Manipulation and Interrogation of Matter at the Small Scale Enabled by a Controls and Systems Perspective

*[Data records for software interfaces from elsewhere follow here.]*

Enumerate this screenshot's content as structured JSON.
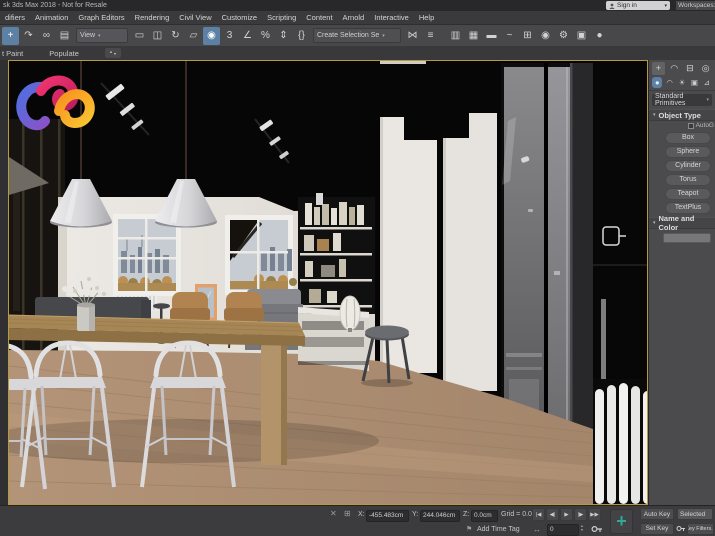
{
  "window": {
    "title": "sk 3ds Max 2018 - Not for Resale",
    "sign_in_label": "Sign in",
    "workspaces_label": "Workspaces: D"
  },
  "icons": {
    "caret_down": "▾",
    "flag": "⚑",
    "spinner_up": "▴",
    "spinner_down": "▾",
    "close": "✕",
    "grid_toggle": "⊞",
    "time_arrows": "↔",
    "ribbon_tab_media": "▪"
  },
  "menu": {
    "items": [
      "difiers",
      "Animation",
      "Graph Editors",
      "Rendering",
      "Civil View",
      "Customize",
      "Scripting",
      "Content",
      "Arnold",
      "Interactive",
      "Help"
    ]
  },
  "toolbar": {
    "view_dropdown_label": "View",
    "selection_set_label": "Create Selection Se",
    "icons_a": [
      {
        "name": "select-and-move-icon",
        "glyph": "+",
        "active": true
      },
      {
        "name": "redo-icon",
        "glyph": "↷"
      },
      {
        "name": "select-and-link-icon",
        "glyph": "∞"
      },
      {
        "name": "select-by-name-icon",
        "glyph": "▤"
      }
    ],
    "icons_b": [
      {
        "name": "selection-region-icon",
        "glyph": "▭"
      },
      {
        "name": "window-crossing-icon",
        "glyph": "◫"
      },
      {
        "name": "select-and-rotate-icon",
        "glyph": "↻"
      },
      {
        "name": "select-and-scale-icon",
        "glyph": "▱"
      },
      {
        "name": "use-pivot-icon",
        "glyph": "◉",
        "active": true
      },
      {
        "name": "snaps-toggle-icon",
        "glyph": "3"
      },
      {
        "name": "angle-snap-icon",
        "glyph": "∠"
      },
      {
        "name": "percent-snap-icon",
        "glyph": "%"
      },
      {
        "name": "spinner-snap-icon",
        "glyph": "⇕"
      },
      {
        "name": "named-selection-sets-icon",
        "glyph": "{}"
      }
    ],
    "icons_c": [
      {
        "name": "mirror-icon",
        "glyph": "⋈"
      },
      {
        "name": "align-icon",
        "glyph": "≡"
      }
    ],
    "icons_d": [
      {
        "name": "scene-explorer-icon",
        "glyph": "▥"
      },
      {
        "name": "layer-explorer-icon",
        "glyph": "▦"
      },
      {
        "name": "ribbon-toggle-icon",
        "glyph": "▬"
      },
      {
        "name": "curve-editor-icon",
        "glyph": "~"
      },
      {
        "name": "schematic-view-icon",
        "glyph": "⊞"
      },
      {
        "name": "material-editor-icon",
        "glyph": "◉"
      },
      {
        "name": "render-setup-icon",
        "glyph": "⚙"
      },
      {
        "name": "rendered-frame-icon",
        "glyph": "▣"
      },
      {
        "name": "render-icon",
        "glyph": "●"
      }
    ]
  },
  "ribbon": {
    "tabs": [
      "t Paint",
      "Populate"
    ]
  },
  "command_panel": {
    "tabs": [
      {
        "name": "create-tab-icon",
        "glyph": "+",
        "active": true
      },
      {
        "name": "modify-tab-icon",
        "glyph": "◠"
      },
      {
        "name": "hierarchy-tab-icon",
        "glyph": "⊟"
      },
      {
        "name": "motion-tab-icon",
        "glyph": "◎"
      }
    ],
    "categories": [
      {
        "name": "geometry-category-icon",
        "glyph": "●",
        "active": true
      },
      {
        "name": "shapes-category-icon",
        "glyph": "◠"
      },
      {
        "name": "lights-category-icon",
        "glyph": "☀"
      },
      {
        "name": "cameras-category-icon",
        "glyph": "▣"
      },
      {
        "name": "helpers-category-icon",
        "glyph": "⊿"
      }
    ],
    "primitives_dropdown": "Standard Primitives",
    "object_type_rollout": "Object Type",
    "autogrid_label": "AutoG",
    "object_buttons": [
      "Box",
      "Sphere",
      "Cylinder",
      "Torus",
      "Teapot",
      "TextPlus"
    ],
    "name_color_rollout": "Name and Color"
  },
  "status_bar": {
    "x_label": "X:",
    "x_value": "-455.483cm",
    "y_label": "Y:",
    "y_value": "244.046cm",
    "z_label": "Z:",
    "z_value": "0.0cm",
    "grid_label": "Grid = 0.0cm",
    "add_time_tag": "Add Time Tag",
    "frame_value": "0",
    "auto_key_label": "Auto Key",
    "set_key_label": "Set Key",
    "selected_label": "Selected",
    "key_filters_label": "Key Filters...",
    "playback": [
      {
        "name": "go-to-start-icon",
        "glyph": "|◀"
      },
      {
        "name": "previous-frame-icon",
        "glyph": "◀|"
      },
      {
        "name": "play-icon",
        "glyph": "▶"
      },
      {
        "name": "next-frame-icon",
        "glyph": "|▶"
      },
      {
        "name": "go-to-end-icon",
        "glyph": "▶▶"
      }
    ]
  },
  "colors": {
    "viewport_border": "#b89a3e",
    "active_tool": "#5d81a5",
    "teal_accent": "#2fa99c",
    "logo_blue": "#5a7be0",
    "logo_purple": "#8a52c8",
    "logo_pink": "#ee2a6a",
    "logo_orange": "#f6921e",
    "logo_yellow": "#fbc532"
  }
}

Abstract: The new temporal and spatial regimes of exploration enabled by nanoscience and nanotechnology have led to significant insights into fundamental processes that govern dynamics at the small scale of matter including bio-matter at the molecular scale. These abilities were enabled by breakthroughs in instrumentation that had to overcome fundamental sources of uncertainty such as thermal noise. In this talk, solution methodologies enabled by a modern control approach, in our lab, that have opened new temporal and spatial regimes for investigating matter at the nanoscale will be highlighted. With the exploration of biological processes at the molecular and cellular scale using nano-interrogation tools, it has become evident that evolution has endowed biology with remarkable machinery to perform and achieve precise functionality at the small scale in the presence of a highly uncertain environment. Understanding these bio-molecular systems, apart from providing key insights into biology and the related therapeutic impact, holds the promise for strategies to engineer material and systems at the small scale. Recent efforts in our lab for probing and understanding transport at the molecular scale and key proteins that provide structural integrity will be detailed to illustrate the power of a controls and systems perspectives.

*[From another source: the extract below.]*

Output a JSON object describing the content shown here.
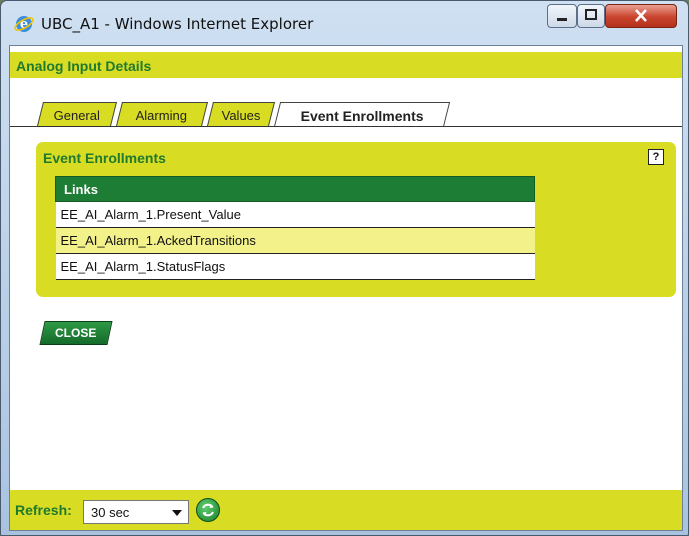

Bio: Murti V. Salapaka received the B.Tech. Degree in Mechanical Engineering from the Indian Institute of Technology, Madras in 1991. He received Masters and doctoral degree in Mechanical engineering from the University of California, Santa Barbara, in 1993, and 1997, respectively. From 1997-2007, he was with the Electrical Engineering Department at Iowa State University. From 2007 to 2010, he was an Associate Professor at University of Minnesota, Twin-Cities, where he currently holds the Vincentine Hermes-Luh Chair in Electrical and Computer Engineering. He is currently a Professor and Director of Graduate Studies at the Electrical and Computer Engineering department at University of Minnesota, Twin-Cities. Prof. Salapaka was the recipient of the 1997 National Science Foundation CAREER Award, and the 2001 Iowa State University Young Engineering Faculty Research Award. His research interests are in control and systems theory and its applications to nanotechnology, molecular biology and renewable energy.